* [TASK DETAILS]: Nothing but the text should be carried over: reproduce all the data exactly and leave out every image.

====== RECORDS SHOWN

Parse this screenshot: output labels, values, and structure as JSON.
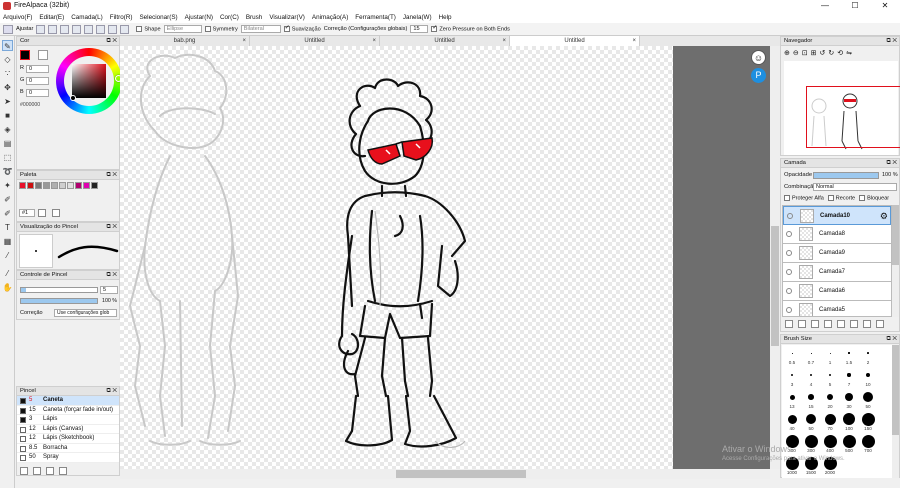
{
  "window": {
    "title": "FireAlpaca (32bit)",
    "min": "—",
    "max": "☐",
    "close": "✕"
  },
  "menu": [
    "Arquivo(F)",
    "Editar(E)",
    "Camada(L)",
    "Filtro(R)",
    "Selecionar(S)",
    "Ajustar(N)",
    "Cor(C)",
    "Brush",
    "Visualizar(V)",
    "Animação(A)",
    "Ferramenta(T)",
    "Janela(W)",
    "Help"
  ],
  "toolbar": {
    "fit_label": "Ajustar",
    "shape_label": "Shape",
    "shape_value": "Ellipse",
    "symmetry_label": "Symmetry",
    "symmetry_value": "Bilateral",
    "smoothing_label": "Suavização",
    "correction_label": "Correção (Configurações globais)",
    "correction_value": "15",
    "zero_pressure_label": "Zero Pressure on Both Ends"
  },
  "tabs": [
    {
      "label": "bab.png",
      "active": false
    },
    {
      "label": "Untitled",
      "active": false
    },
    {
      "label": "Untitled",
      "active": false
    },
    {
      "label": "Untitled",
      "active": true
    }
  ],
  "tab_close": "×",
  "color_panel": {
    "title": "Cor",
    "r_label": "R",
    "r": "0",
    "g_label": "G",
    "g": "0",
    "b_label": "B",
    "b": "0",
    "hex": "#000000",
    "primary": "#000000",
    "secondary": "#ffffff",
    "accent": "#e0101c"
  },
  "palette_panel": {
    "title": "Paleta",
    "swatches": [
      "#e8102a",
      "#cc1010",
      "#7a7a7a",
      "#9a9a9a",
      "#b0b0b0",
      "#cfcfcf",
      "#e0e0e0",
      "#b0006e",
      "#e000b0",
      "#222222"
    ],
    "select_value": "#1"
  },
  "brush_preview": {
    "title": "Visualização do Pincel"
  },
  "brush_control": {
    "title": "Controle de Pincel",
    "size": "5",
    "opacity": "100 %",
    "correction_label": "Correção",
    "correction_value": "Use configurações glob"
  },
  "brush_panel": {
    "title": "Pincel",
    "items": [
      {
        "size": "5",
        "name": "Caneta"
      },
      {
        "size": "15",
        "name": "Caneta (forçar fade in/out)"
      },
      {
        "size": "3",
        "name": "Lápis"
      },
      {
        "size": "12",
        "name": "Lápis (Canvas)"
      },
      {
        "size": "12",
        "name": "Lápis (Sketchbook)"
      },
      {
        "size": "8.5",
        "name": "Borracha"
      },
      {
        "size": "50",
        "name": "Spray"
      }
    ]
  },
  "navigator": {
    "title": "Navegador"
  },
  "layer_panel": {
    "title": "Camada",
    "opacity_label": "Opacidade",
    "opacity_value": "100 %",
    "opacity": 1.0,
    "blend_label": "Combinação",
    "blend_value": "Normal",
    "protect_alpha": "Proteger Alfa",
    "clipping": "Recorte",
    "lock": "Bloquear",
    "layers": [
      "Camada10",
      "Camada8",
      "Camada9",
      "Camada7",
      "Camada6",
      "Camada5"
    ]
  },
  "brush_size_panel": {
    "title": "Brush Size",
    "labels": [
      "0.5",
      "0.7",
      "1",
      "1.5",
      "2",
      "3",
      "4",
      "5",
      "7",
      "10",
      "13",
      "15",
      "20",
      "30",
      "50",
      "40",
      "50",
      "70",
      "100",
      "150",
      "200",
      "300",
      "400",
      "500",
      "700",
      "1000",
      "1500",
      "2000"
    ]
  },
  "watermark": {
    "line1": "Ativar o Windows",
    "line2": "Acesse Configurações para ativar o Windows."
  }
}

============

* [ANSWER BELOW]:
Parse this screenshot: output labels, values, and structure as JSON.
{
  "window": {
    "title": "FireAlpaca (32bit)",
    "min": "—",
    "max": "☐",
    "close": "✕"
  },
  "menu": [
    "Arquivo(F)",
    "Editar(E)",
    "Camada(L)",
    "Filtro(R)",
    "Selecionar(S)",
    "Ajustar(N)",
    "Cor(C)",
    "Brush",
    "Visualizar(V)",
    "Animação(A)",
    "Ferramenta(T)",
    "Janela(W)",
    "Help"
  ],
  "toolbar": {
    "fit_label": "Ajustar",
    "shape_label": "Shape",
    "shape_value": "Ellipse",
    "symmetry_label": "Symmetry",
    "symmetry_value": "Bilateral",
    "smoothing_label": "Suavização",
    "correction_label": "Correção (Configurações globais)",
    "correction_value": "15",
    "zero_pressure_label": "Zero Pressure on Both Ends"
  },
  "tabs": [
    {
      "label": "bab.png",
      "active": false
    },
    {
      "label": "Untitled",
      "active": false
    },
    {
      "label": "Untitled",
      "active": false
    },
    {
      "label": "Untitled",
      "active": true
    }
  ],
  "tab_close": "×",
  "color_panel": {
    "title": "Cor",
    "r_label": "R",
    "r": "0",
    "g_label": "G",
    "g": "0",
    "b_label": "B",
    "b": "0",
    "hex": "#000000",
    "primary": "#000000",
    "secondary": "#ffffff",
    "accent": "#e0101c"
  },
  "palette_panel": {
    "title": "Paleta",
    "swatches": [
      "#e8102a",
      "#cc1010",
      "#7a7a7a",
      "#9a9a9a",
      "#b0b0b0",
      "#cfcfcf",
      "#e0e0e0",
      "#b0006e",
      "#e000b0",
      "#222222"
    ],
    "select_value": "#1"
  },
  "brush_preview": {
    "title": "Visualização do Pincel"
  },
  "brush_control": {
    "title": "Controle de Pincel",
    "size": "5",
    "opacity": "100 %",
    "correction_label": "Correção",
    "correction_value": "Use configurações glob"
  },
  "brush_panel": {
    "title": "Pincel",
    "items": [
      {
        "size": "5",
        "name": "Caneta"
      },
      {
        "size": "15",
        "name": "Caneta (forçar fade in/out)"
      },
      {
        "size": "3",
        "name": "Lápis"
      },
      {
        "size": "12",
        "name": "Lápis (Canvas)"
      },
      {
        "size": "12",
        "name": "Lápis (Sketchbook)"
      },
      {
        "size": "8.5",
        "name": "Borracha"
      },
      {
        "size": "50",
        "name": "Spray"
      }
    ]
  },
  "navigator": {
    "title": "Navegador"
  },
  "layer_panel": {
    "title": "Camada",
    "opacity_label": "Opacidade",
    "opacity_value": "100 %",
    "opacity": 1.0,
    "blend_label": "Combinação",
    "blend_value": "Normal",
    "protect_alpha": "Proteger Alfa",
    "clipping": "Recorte",
    "lock": "Bloquear",
    "layers": [
      "Camada10",
      "Camada8",
      "Camada9",
      "Camada7",
      "Camada6",
      "Camada5"
    ]
  },
  "brush_size_panel": {
    "title": "Brush Size",
    "labels": [
      "0.5",
      "0.7",
      "1",
      "1.5",
      "2",
      "3",
      "4",
      "5",
      "7",
      "10",
      "13",
      "15",
      "20",
      "30",
      "50",
      "40",
      "50",
      "70",
      "100",
      "150",
      "200",
      "300",
      "400",
      "500",
      "700",
      "1000",
      "1500",
      "2000"
    ]
  },
  "watermark": {
    "line1": "Ativar o Windows",
    "line2": "Acesse Configurações para ativar o Windows."
  }
}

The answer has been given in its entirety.